» Goal of the exercise
A single number is the answer: the count of lines in the records that hold the word "screenshot".

» Information provided
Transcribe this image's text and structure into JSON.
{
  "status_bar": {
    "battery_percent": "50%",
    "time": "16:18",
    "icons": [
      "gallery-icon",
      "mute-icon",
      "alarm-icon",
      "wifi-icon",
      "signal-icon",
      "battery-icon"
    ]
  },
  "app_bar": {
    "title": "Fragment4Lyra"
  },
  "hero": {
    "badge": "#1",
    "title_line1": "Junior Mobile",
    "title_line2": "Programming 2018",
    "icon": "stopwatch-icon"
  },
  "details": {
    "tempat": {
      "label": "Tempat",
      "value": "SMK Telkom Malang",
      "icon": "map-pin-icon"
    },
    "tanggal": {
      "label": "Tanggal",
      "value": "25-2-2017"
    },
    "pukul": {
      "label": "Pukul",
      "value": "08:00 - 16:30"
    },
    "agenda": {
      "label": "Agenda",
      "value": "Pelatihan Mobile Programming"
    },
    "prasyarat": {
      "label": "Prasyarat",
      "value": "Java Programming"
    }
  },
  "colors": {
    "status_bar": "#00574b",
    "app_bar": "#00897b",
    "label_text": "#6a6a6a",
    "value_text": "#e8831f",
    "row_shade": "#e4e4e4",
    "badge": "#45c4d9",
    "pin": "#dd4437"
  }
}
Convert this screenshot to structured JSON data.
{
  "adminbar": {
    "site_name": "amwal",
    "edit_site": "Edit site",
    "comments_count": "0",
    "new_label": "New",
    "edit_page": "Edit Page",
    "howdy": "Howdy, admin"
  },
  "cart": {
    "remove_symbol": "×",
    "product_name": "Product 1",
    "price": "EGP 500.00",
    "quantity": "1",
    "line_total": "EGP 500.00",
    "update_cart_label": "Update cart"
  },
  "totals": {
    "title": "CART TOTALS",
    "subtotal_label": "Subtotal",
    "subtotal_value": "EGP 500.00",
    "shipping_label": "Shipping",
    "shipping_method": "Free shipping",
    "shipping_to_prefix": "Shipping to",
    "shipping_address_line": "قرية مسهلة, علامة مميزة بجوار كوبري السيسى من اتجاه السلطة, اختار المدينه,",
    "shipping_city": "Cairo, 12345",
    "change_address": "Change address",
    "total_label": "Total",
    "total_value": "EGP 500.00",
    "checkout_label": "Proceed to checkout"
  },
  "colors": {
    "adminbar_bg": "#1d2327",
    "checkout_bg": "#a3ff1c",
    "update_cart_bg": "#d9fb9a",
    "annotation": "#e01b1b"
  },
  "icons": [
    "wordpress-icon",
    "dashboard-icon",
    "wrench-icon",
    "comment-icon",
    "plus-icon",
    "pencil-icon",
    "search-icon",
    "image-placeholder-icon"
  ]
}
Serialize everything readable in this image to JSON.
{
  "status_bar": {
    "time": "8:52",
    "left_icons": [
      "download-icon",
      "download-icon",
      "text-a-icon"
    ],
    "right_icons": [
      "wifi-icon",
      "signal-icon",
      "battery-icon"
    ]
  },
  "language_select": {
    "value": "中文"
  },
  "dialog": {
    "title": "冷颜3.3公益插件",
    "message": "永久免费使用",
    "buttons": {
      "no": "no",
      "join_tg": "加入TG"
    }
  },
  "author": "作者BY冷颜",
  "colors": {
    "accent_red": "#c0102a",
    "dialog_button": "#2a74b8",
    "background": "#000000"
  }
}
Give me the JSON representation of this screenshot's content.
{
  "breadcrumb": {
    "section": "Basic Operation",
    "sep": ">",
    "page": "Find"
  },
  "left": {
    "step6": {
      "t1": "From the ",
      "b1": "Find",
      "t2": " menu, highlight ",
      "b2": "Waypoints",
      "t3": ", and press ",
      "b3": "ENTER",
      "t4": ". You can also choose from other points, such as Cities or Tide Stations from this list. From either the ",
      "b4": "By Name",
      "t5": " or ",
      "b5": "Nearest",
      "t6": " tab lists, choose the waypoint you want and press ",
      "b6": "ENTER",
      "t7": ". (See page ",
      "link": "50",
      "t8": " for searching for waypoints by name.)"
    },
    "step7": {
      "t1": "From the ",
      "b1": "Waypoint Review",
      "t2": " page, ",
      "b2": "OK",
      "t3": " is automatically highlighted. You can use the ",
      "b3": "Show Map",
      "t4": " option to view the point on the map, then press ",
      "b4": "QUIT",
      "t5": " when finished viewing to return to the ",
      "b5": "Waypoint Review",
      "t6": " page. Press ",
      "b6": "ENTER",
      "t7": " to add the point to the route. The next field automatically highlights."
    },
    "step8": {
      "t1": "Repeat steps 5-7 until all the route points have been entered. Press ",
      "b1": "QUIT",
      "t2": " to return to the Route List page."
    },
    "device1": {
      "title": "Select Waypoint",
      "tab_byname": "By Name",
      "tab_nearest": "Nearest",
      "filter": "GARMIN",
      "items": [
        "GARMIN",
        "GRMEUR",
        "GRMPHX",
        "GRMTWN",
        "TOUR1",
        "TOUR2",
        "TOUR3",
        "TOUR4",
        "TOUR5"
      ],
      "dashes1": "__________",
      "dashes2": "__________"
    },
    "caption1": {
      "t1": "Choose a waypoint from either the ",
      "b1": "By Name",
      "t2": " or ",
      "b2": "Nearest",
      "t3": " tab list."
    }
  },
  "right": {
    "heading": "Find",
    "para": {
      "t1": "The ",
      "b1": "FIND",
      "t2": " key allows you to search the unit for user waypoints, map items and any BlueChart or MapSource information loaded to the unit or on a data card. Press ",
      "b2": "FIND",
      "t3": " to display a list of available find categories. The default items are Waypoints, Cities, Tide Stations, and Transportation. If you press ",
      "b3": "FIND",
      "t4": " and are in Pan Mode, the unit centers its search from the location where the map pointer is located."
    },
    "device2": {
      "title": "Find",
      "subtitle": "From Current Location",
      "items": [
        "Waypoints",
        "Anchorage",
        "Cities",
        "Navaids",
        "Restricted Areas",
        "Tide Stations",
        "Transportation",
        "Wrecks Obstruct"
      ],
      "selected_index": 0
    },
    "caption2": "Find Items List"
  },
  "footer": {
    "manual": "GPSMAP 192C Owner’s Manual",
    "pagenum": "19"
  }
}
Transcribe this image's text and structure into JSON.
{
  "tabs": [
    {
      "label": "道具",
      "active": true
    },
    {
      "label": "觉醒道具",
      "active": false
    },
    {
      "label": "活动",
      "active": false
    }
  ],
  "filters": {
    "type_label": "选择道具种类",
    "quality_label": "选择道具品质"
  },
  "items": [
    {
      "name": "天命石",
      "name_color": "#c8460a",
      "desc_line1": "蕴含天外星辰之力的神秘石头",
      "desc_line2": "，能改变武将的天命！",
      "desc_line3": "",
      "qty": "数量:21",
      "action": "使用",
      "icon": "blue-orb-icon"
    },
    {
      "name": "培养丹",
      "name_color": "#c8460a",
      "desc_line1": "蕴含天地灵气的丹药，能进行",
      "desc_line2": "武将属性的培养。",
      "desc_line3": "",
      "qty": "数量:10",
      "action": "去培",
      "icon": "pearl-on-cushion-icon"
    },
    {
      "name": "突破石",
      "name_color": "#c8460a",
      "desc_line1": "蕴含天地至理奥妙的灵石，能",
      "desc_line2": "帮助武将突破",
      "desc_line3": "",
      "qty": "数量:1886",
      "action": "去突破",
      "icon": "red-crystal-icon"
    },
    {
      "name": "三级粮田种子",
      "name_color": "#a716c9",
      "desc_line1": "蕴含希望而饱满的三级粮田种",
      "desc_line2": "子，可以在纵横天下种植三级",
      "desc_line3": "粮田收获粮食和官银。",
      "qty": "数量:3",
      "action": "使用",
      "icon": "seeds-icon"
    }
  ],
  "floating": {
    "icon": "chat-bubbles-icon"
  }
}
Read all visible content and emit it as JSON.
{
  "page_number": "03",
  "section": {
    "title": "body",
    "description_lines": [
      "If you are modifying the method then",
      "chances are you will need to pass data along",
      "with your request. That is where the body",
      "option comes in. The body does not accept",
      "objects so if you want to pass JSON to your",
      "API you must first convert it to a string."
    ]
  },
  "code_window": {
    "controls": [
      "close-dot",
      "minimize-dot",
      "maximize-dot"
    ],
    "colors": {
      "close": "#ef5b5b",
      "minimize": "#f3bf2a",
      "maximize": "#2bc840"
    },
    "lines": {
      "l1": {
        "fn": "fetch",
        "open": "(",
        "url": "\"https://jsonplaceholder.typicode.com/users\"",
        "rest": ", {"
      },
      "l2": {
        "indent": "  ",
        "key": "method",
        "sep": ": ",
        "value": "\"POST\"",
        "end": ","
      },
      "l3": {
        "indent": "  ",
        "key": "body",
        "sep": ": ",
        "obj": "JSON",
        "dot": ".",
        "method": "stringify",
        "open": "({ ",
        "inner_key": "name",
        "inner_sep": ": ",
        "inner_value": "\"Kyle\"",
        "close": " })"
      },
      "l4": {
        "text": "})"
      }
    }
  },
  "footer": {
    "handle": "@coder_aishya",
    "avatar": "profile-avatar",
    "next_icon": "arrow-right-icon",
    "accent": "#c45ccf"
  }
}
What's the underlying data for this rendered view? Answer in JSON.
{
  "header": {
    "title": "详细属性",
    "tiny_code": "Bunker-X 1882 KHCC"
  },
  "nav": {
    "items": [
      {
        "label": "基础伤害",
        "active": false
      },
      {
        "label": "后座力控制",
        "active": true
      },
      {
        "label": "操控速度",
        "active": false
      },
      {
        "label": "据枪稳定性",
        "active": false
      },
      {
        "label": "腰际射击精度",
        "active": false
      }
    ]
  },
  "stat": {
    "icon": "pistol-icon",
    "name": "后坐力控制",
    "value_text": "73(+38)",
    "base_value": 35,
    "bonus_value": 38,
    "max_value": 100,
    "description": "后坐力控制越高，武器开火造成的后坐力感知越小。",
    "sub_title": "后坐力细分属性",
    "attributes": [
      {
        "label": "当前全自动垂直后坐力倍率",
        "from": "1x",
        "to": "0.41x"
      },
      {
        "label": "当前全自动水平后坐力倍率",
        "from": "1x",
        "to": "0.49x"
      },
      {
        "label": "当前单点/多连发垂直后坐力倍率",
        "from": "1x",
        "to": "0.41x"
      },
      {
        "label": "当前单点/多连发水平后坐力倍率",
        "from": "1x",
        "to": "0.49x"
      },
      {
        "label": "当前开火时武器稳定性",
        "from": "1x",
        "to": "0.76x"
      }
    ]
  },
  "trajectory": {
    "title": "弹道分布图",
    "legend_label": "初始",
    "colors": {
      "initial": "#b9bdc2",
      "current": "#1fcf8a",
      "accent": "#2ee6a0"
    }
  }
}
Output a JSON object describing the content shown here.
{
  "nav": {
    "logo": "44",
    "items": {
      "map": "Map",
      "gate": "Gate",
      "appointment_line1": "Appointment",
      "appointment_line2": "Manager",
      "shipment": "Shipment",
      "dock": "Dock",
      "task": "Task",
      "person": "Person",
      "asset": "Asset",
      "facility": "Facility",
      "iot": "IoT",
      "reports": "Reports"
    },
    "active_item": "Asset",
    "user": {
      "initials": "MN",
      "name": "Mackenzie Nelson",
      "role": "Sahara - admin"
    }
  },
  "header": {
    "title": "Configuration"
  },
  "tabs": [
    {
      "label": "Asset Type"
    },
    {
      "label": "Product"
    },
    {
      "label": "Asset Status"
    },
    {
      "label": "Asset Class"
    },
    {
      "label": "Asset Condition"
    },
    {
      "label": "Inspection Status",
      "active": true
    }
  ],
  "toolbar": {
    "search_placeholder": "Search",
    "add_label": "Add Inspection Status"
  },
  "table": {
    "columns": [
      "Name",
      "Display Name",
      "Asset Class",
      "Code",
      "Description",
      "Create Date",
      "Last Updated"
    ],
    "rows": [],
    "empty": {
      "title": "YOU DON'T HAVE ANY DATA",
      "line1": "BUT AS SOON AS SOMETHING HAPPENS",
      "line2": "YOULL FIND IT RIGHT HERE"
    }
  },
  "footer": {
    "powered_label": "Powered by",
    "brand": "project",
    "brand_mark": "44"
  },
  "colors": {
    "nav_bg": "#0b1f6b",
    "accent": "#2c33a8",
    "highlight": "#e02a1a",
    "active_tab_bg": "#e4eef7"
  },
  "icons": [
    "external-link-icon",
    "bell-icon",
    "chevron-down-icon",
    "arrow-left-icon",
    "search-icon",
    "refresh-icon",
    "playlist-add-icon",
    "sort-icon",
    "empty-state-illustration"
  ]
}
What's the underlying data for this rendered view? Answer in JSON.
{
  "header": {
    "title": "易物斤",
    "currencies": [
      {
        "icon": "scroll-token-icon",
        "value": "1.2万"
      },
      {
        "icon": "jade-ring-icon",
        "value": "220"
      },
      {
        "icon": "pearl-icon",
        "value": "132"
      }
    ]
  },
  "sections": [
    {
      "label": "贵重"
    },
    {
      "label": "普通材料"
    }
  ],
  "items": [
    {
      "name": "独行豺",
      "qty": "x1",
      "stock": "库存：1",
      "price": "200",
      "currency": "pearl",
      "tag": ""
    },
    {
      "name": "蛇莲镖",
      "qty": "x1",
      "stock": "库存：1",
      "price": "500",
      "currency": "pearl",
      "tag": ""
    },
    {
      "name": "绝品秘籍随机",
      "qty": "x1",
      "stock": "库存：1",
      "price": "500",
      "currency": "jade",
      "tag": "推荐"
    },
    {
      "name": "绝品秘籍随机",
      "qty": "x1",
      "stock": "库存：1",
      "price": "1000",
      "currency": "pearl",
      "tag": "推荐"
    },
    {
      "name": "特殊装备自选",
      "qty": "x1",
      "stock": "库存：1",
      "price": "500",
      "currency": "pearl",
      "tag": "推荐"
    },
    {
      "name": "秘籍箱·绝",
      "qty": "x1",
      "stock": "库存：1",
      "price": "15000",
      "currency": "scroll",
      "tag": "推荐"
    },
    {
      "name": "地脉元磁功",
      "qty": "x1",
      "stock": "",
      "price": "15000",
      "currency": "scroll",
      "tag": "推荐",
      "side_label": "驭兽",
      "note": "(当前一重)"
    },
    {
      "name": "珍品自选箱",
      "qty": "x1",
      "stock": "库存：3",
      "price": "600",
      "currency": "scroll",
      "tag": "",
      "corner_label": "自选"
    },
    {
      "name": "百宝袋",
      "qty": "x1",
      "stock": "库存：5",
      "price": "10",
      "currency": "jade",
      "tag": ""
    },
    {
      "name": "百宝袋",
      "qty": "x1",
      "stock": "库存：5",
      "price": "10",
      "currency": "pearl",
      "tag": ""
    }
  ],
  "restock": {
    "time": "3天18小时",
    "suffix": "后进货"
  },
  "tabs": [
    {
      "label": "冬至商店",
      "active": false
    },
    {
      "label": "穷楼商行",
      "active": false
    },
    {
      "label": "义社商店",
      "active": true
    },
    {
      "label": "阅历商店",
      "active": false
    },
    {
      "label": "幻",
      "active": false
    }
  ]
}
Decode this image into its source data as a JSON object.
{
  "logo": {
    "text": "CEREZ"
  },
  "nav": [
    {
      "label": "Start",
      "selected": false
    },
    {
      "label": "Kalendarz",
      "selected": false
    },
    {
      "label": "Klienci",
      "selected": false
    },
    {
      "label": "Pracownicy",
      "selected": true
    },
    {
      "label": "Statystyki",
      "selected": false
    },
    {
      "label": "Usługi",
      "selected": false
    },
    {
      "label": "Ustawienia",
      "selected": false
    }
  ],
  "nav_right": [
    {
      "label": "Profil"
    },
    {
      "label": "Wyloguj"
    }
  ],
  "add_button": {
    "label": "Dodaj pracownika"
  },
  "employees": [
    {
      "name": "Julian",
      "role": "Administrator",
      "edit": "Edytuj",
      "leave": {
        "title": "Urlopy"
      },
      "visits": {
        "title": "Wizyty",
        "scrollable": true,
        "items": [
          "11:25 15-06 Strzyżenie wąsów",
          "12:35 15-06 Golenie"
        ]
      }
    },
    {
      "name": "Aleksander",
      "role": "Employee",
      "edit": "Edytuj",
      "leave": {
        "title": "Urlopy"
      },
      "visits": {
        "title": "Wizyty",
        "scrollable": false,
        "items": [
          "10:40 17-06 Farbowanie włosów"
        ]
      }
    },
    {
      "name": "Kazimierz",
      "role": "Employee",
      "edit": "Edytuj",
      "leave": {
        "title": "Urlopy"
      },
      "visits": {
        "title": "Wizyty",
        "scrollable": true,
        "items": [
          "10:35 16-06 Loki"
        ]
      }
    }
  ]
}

» Reply
2